For quite a while now (my annual subscription is up for renewal soon), I’ve been using Spoon.net‘s virtualized browsers. I’ve tweeted about Spoon.net’s
“magic browser page” many times, but I think it’s post-worthy.
Not only are the virtualized browsers great for testing sites, they also really come in handy when I need to access a client VPN or system using a down-level version. IE8 may not be the darling of designers anywhere, but it sure is the darling of many enterprise IT departments.
Now that I’m running Windows 8.1 on my laptop, with IE11 coming along for the ride, I’m using the Spoon.net virtualized browsers more and more. I still do a lot of work with SharePoint 2007 and 2010, and IE11 just doesn’t cut it. Heck, IE11 still doesn’t cut it with SharePoint 2013!
But I digress. With the plethora of browser versions available at Spoon.net, you can test just about anything. Or, if you’re like me and need different browser versions all the time just to work, it’s very worth the subscription price. (The Spoon.net pricing is quite reasonable, considering all you get.)
When I was thinking about writing this post, I reached out to Colin McIntosh, who is one of the business development guys at Spoon.net, to see what else I should know. I’m taking advantage of very little of what Spoon.net gives me, and I knew that was the case. I didn’t realize how much else was there, some of it covered by my subscription.
Disclaimer: There is no disclaimer. As of this writing, I’ve received no compensation or free services from Spoon.net. Everything I’ve said above is based on my satisfaction with the Spoon.net services. I highly recommend them.
Here’s what Colin let me know about their other services, some of which are upcoming. As you can see, there’s a LOT more. I’m actually surprised that more people don’t know about them.
Main enterprise products
Our app virtualization engine. Studio allows businesses to virtualize their entire software infrastructure, including run-times and other dependencies.
An on-premise version of Spoon.net that allows IT administrators to centrally deploy and manage applications and data to end users anywhere in the world.
Here are a couple topical use cases:
Run legacy XP apps on Windows 7 and 8 – Spoon Studio packages applications and their runtimes into a virtual application, a standalone executable that can run on any Windows OS. This enables past and present versions of the same app to run simultaneously on the same machine.
Run Java applications without Java on the host machine – Java security holes are a huge issue right now for companies and consumers who don’t want themselves exposed to Java-based exploits.

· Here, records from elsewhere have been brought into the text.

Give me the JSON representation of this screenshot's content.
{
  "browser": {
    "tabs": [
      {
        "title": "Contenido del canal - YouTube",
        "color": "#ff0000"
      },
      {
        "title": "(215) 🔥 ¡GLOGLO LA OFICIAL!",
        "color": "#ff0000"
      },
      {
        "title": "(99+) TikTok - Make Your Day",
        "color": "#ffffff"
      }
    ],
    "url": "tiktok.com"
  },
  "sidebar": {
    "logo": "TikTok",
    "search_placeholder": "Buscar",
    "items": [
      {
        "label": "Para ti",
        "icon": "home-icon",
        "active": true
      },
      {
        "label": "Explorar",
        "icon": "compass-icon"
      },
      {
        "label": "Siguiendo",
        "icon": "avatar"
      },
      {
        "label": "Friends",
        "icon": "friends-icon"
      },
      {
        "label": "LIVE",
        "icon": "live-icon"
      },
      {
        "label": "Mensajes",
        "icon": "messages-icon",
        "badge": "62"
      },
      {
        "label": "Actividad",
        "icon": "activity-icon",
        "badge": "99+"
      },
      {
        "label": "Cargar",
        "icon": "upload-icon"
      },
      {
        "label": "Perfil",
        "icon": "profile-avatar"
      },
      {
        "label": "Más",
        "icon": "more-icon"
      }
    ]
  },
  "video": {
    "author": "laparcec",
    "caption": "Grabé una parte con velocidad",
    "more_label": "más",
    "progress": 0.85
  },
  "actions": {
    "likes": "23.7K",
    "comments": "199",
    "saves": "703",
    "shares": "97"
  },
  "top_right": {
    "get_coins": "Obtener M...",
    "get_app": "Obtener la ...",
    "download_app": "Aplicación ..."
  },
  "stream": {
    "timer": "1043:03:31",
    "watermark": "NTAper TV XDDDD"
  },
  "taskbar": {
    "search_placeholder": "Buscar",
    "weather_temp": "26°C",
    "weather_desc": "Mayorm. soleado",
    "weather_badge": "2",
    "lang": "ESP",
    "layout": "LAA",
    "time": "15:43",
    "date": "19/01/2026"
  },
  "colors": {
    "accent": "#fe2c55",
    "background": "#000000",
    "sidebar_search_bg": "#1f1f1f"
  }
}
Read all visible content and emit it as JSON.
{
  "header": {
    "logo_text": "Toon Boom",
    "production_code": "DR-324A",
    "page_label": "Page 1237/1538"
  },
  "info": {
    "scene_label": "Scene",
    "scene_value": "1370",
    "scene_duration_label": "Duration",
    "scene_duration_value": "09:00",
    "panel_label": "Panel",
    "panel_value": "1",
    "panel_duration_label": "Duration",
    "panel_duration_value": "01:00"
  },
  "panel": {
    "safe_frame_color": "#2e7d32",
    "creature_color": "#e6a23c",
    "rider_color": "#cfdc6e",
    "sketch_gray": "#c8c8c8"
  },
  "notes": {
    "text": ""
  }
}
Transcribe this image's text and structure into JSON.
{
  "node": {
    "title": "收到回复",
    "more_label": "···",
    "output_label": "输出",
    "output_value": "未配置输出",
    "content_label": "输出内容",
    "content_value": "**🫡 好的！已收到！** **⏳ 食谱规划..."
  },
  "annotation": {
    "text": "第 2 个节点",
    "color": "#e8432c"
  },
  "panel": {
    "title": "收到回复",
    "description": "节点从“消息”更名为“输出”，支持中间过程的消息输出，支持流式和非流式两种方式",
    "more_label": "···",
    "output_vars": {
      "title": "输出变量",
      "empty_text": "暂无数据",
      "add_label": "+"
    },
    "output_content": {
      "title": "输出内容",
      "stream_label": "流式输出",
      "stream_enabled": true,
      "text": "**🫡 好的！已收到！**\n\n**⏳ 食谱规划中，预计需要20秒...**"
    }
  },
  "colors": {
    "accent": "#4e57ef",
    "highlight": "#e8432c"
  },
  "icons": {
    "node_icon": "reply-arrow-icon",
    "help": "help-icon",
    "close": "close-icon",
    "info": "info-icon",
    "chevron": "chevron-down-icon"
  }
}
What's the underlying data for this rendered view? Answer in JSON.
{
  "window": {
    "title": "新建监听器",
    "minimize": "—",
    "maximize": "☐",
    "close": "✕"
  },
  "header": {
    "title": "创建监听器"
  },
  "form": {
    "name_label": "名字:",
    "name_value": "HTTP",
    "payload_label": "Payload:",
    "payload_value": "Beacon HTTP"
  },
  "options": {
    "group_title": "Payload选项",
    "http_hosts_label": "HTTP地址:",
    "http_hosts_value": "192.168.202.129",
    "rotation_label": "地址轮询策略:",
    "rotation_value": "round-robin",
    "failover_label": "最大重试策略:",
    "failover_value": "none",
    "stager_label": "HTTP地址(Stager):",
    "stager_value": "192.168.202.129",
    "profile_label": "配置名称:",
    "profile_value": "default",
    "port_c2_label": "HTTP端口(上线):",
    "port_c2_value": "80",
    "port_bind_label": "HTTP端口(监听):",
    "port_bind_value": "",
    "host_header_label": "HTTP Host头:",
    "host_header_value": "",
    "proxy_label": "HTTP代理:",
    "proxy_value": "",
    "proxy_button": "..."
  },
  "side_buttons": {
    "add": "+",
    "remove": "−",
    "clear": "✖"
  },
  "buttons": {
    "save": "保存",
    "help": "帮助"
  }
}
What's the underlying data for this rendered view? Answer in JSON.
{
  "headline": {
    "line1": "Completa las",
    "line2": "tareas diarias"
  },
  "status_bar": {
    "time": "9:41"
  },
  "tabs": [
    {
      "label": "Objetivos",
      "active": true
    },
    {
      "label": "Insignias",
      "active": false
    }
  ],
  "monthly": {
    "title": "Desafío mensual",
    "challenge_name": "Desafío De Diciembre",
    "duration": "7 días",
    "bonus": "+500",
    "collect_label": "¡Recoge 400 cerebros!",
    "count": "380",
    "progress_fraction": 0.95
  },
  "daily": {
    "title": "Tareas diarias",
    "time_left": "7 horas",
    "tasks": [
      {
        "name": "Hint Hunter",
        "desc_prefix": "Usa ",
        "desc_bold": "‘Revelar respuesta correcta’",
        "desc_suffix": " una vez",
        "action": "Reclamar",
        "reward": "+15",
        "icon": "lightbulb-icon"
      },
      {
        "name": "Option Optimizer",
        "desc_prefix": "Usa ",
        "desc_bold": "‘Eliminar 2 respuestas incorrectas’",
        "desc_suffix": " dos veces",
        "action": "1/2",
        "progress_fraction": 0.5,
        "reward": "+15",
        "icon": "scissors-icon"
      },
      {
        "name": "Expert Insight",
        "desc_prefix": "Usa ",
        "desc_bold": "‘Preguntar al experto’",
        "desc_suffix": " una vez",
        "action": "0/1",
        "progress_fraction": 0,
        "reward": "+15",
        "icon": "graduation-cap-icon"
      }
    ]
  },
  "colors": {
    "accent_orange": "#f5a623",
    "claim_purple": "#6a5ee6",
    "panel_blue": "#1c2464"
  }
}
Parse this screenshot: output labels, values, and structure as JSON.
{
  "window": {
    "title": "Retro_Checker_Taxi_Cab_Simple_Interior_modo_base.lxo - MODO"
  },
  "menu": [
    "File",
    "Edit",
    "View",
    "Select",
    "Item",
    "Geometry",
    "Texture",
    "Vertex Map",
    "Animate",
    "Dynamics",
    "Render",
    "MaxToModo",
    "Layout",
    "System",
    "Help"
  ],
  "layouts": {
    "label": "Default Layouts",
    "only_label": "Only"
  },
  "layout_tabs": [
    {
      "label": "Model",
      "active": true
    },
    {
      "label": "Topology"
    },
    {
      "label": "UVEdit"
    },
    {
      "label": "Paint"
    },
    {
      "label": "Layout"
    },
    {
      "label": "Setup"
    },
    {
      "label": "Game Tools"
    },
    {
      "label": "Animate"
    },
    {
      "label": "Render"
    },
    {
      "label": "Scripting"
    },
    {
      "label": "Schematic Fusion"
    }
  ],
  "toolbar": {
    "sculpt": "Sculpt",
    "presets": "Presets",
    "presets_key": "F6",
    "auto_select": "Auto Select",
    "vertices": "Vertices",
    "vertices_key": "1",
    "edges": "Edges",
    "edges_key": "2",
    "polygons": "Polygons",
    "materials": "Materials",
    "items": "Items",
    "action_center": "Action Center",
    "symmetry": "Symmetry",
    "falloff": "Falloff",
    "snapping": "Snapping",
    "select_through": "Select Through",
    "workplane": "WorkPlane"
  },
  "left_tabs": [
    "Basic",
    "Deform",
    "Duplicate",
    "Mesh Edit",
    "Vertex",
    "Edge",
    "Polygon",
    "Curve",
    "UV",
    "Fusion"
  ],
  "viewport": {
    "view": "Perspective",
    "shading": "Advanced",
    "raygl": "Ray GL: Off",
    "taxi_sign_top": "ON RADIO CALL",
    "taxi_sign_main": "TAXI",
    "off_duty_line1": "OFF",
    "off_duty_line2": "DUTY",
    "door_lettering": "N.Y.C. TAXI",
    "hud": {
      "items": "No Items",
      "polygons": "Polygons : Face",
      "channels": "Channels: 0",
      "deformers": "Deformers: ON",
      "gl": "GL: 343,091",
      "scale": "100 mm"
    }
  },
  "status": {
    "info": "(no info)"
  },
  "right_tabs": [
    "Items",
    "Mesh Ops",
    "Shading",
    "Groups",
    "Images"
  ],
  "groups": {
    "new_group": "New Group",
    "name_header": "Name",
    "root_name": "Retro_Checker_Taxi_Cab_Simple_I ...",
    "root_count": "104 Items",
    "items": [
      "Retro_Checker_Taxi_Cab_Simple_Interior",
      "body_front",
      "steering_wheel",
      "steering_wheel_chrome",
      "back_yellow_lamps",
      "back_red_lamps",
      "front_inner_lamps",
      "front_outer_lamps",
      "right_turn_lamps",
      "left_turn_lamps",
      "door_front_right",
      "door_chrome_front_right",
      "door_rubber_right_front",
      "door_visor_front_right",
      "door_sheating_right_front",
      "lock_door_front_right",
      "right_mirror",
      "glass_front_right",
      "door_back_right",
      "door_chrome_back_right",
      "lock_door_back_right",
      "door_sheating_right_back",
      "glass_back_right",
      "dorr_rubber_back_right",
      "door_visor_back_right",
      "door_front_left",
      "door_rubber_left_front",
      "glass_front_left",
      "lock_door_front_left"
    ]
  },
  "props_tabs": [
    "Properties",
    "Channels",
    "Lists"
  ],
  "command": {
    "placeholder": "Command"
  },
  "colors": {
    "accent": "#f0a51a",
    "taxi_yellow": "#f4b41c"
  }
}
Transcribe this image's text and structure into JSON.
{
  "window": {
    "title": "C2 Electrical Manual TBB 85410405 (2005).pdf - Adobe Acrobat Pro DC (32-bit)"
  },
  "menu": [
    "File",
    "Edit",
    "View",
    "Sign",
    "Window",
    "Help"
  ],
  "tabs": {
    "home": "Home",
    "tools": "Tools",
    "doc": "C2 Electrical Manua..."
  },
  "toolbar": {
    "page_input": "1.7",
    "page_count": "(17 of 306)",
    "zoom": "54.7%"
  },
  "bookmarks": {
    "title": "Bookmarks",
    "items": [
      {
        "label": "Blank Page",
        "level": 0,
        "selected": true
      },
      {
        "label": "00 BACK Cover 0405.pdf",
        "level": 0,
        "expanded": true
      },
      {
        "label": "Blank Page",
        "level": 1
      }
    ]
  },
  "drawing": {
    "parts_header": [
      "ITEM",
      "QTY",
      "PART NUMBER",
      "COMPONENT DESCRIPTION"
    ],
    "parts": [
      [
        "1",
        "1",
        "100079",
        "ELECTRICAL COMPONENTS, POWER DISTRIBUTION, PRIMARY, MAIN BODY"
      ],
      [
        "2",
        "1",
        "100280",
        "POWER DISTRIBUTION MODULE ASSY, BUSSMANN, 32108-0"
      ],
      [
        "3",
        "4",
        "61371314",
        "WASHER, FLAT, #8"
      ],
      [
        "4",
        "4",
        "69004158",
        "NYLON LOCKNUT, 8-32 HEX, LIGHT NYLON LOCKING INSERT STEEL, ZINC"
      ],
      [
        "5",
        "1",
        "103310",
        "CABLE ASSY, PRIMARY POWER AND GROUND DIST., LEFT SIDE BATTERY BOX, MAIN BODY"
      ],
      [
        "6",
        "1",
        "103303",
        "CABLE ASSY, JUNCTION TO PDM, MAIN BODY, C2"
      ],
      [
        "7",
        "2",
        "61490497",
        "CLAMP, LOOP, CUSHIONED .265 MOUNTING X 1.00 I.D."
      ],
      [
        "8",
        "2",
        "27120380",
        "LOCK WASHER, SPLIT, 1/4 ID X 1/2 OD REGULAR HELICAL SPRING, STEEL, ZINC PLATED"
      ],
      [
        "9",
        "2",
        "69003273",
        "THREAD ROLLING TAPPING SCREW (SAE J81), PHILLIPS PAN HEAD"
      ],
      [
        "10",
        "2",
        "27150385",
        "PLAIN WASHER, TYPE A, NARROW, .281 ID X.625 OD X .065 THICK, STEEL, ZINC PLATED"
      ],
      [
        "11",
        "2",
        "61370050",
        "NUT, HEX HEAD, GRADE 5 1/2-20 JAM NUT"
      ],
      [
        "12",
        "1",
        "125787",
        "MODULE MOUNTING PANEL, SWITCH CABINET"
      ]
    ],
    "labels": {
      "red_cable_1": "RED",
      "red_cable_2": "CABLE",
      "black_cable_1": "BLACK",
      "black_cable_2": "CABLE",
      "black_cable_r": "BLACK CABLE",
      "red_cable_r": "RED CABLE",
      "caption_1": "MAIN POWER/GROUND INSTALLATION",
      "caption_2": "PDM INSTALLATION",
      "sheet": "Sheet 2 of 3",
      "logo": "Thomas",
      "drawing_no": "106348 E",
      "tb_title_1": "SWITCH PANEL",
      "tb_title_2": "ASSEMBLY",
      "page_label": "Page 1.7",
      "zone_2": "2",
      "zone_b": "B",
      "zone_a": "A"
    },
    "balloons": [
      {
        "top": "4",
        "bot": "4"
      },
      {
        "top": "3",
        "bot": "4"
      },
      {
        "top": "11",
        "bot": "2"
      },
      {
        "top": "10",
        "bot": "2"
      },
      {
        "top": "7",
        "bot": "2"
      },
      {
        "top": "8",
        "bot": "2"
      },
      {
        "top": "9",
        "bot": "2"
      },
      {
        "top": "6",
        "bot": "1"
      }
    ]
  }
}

Because Spoon virtualizes runtimes along with their applications, virtual apps run in a virtual environment (the Spoon VM) that’s isolated from the host system. Packaging Java together with the app removes the need to install Java on the host desktop, which mitigates the risk of malicious attacks from Java-based exploits.
Some new products due to release soon
URL Redirect (catchier name in the works)
Basically, Spoon applications will automatically open links in the correct version of the correct browser, no matter the default browser on the host desktop (or the one that an employee may be incorrectly trying to use).
Browser redirection is a service that automatically opens the page or resource a user is trying to visit in an alternate browser. It uses a browser plugin to check URLs against a predetermined list of rules that specify which websites are incompatible with the user’s current browser. If the URL matches a rule, the webpage will launch in the specified virtual browser instead of their native browser. If the URL does not match any of the rules then it will load in the user’s native browser as usual.
Browser redirection prevents errors when accessing legacy web resources on newer systems, creating a more seamless and efficient web experience for the end user.
This is going to be a standalone web app that lets any user create their own custom virtual browser. You would go to browserstudio.com, pick a “base” browser (IE, Chrome, Firefox, etc.) at any version level, pick any additional run-times you want to add to your browser (Java, .NET. Flash, etc.), and then configure browser settings any way you like. Then you can configure network settings, add plugins, etc., and finally name it yourself and give it a custom icon! You could then publish it to your spoon.net account, share it with your spoon.net team, publish it in a private web server (like Spoon Server), or install it on your own desktop.
Spoon is also fantastic for BYOD, and we’re coming out with mobile and Mac versions in the very near future. We’re excited for what lies ahead, and because we’re completely employee-owned, we’re one of the few companies that can act completely independently (no VC here).